General Engineering Introduction/Form Function
For Plato, human beings live in a world of visible and intelligible things. The visible world is what surrounds us: what we see, what we hear, what we experience. The visible world is full of objects that are primarily influenced by other local objects. Asteroids colliding in another galaxy do not cause us to sneeze. Local objects cause each other to change and this causes uncertainty.
Intelligible things or objects can be understood. Plato believed that everything can be understood. We may not understand it now. Understanding means unchanging human reasoning. Anything arising from reason alone, such as abstract definitions or mathematics, makes up this intelligible world. This is reality. The intelligible world contains eternal "Forms" (in Greek, idea) of things. The visible world is the imperfect and changing manifestation in this world of these unchanging forms.
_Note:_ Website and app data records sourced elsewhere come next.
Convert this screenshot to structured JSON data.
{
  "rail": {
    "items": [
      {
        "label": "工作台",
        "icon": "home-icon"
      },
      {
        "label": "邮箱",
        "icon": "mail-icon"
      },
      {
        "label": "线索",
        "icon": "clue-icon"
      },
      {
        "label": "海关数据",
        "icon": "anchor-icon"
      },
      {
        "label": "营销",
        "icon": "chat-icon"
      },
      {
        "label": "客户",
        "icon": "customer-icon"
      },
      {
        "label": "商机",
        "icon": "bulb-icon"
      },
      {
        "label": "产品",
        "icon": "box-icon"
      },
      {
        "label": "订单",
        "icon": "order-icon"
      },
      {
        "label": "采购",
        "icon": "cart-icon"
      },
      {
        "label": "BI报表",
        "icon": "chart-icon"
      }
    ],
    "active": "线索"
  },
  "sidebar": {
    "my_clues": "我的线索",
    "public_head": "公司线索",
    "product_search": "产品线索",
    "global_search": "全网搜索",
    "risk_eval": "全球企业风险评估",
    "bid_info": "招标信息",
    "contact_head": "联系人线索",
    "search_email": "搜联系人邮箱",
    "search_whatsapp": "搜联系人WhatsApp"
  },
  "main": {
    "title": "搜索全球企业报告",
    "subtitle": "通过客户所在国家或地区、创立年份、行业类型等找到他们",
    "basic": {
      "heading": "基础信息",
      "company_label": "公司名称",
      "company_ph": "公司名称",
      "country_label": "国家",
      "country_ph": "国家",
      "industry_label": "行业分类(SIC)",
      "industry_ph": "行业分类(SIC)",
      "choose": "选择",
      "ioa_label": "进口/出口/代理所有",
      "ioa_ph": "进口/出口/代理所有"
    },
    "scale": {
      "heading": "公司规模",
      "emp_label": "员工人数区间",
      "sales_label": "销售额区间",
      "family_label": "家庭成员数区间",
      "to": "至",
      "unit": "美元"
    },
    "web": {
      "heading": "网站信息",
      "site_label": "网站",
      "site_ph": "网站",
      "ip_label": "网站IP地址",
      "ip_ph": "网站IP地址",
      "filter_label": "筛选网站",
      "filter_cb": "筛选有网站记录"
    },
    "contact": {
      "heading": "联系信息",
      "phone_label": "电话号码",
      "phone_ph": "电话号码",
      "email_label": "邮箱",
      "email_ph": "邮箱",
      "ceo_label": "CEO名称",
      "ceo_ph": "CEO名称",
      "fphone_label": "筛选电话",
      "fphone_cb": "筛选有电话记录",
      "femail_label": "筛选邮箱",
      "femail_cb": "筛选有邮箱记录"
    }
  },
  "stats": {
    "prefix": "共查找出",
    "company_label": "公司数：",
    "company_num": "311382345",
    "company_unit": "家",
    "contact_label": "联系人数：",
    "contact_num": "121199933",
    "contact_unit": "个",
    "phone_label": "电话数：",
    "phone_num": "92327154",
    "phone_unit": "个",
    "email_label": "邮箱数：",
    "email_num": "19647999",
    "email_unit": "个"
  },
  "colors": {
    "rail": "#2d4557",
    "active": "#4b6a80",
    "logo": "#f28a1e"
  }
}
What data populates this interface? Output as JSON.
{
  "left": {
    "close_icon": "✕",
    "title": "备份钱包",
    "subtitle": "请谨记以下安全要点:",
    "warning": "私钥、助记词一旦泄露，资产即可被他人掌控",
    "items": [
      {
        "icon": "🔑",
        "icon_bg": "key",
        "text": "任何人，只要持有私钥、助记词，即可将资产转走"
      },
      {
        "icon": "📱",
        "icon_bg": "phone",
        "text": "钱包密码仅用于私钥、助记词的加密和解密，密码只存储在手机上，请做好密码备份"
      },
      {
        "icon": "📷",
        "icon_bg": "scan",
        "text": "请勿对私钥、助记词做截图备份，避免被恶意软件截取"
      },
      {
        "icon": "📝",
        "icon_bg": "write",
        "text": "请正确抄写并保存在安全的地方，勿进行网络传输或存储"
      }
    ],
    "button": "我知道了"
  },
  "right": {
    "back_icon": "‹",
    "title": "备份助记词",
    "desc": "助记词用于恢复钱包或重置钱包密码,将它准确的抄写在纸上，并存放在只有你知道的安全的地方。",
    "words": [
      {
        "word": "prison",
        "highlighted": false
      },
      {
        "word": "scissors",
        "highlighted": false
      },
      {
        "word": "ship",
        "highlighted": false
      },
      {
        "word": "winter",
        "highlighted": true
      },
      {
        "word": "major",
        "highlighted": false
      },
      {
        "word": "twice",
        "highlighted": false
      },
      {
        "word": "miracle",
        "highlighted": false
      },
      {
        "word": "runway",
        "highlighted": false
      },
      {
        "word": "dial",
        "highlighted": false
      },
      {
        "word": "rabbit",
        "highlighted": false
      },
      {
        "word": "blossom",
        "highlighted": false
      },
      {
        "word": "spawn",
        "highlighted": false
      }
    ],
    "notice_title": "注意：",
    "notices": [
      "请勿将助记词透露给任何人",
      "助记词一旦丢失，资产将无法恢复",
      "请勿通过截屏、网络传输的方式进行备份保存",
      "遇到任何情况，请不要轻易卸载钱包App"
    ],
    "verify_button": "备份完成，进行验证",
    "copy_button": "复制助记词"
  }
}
For example, the "Form" or "Idea" of a horse is intelligible, abstract, and applies to all horses. The Horse Form never changes, even though horses vary wildly among themselves—the Horse Form would never change even if every horse in the world were to vanish. An individual horse is a physical, changing object that can easily cease to be a horse (if, for instance, it's dropped out of a fifty story building); the Form of a horse, or "horseness," never changes. As a physical object, a horse only makes sense in that it can be referred to the "Form" or "Idea" of horseness.
For more, read this wikipedia form article.
A google search of Form and Function does not result in a link to greek philosophy. Notice all the links claiming form and function are advertisements claiming:
- no need for a manual
- obvious how it works
Most expect form and function to be related. Marketing and sales almost require them to be related in an obvious way. Anything too new, (unique form) may never sell even if it is the best thing since sliced bread.
There is another whole world of special products that engineers sell other engineers, scientists and technicians. These products may be kludgy, they may not be elegant. They may be puzzles of function. When is it necessary to make a combination of buttons, knobs, and software something a four year old can understand? When is it time to evolve the product's function rather than it's form?
Form Follows FunctionEdit
Read the following: form follows function.
Read the following: form factor.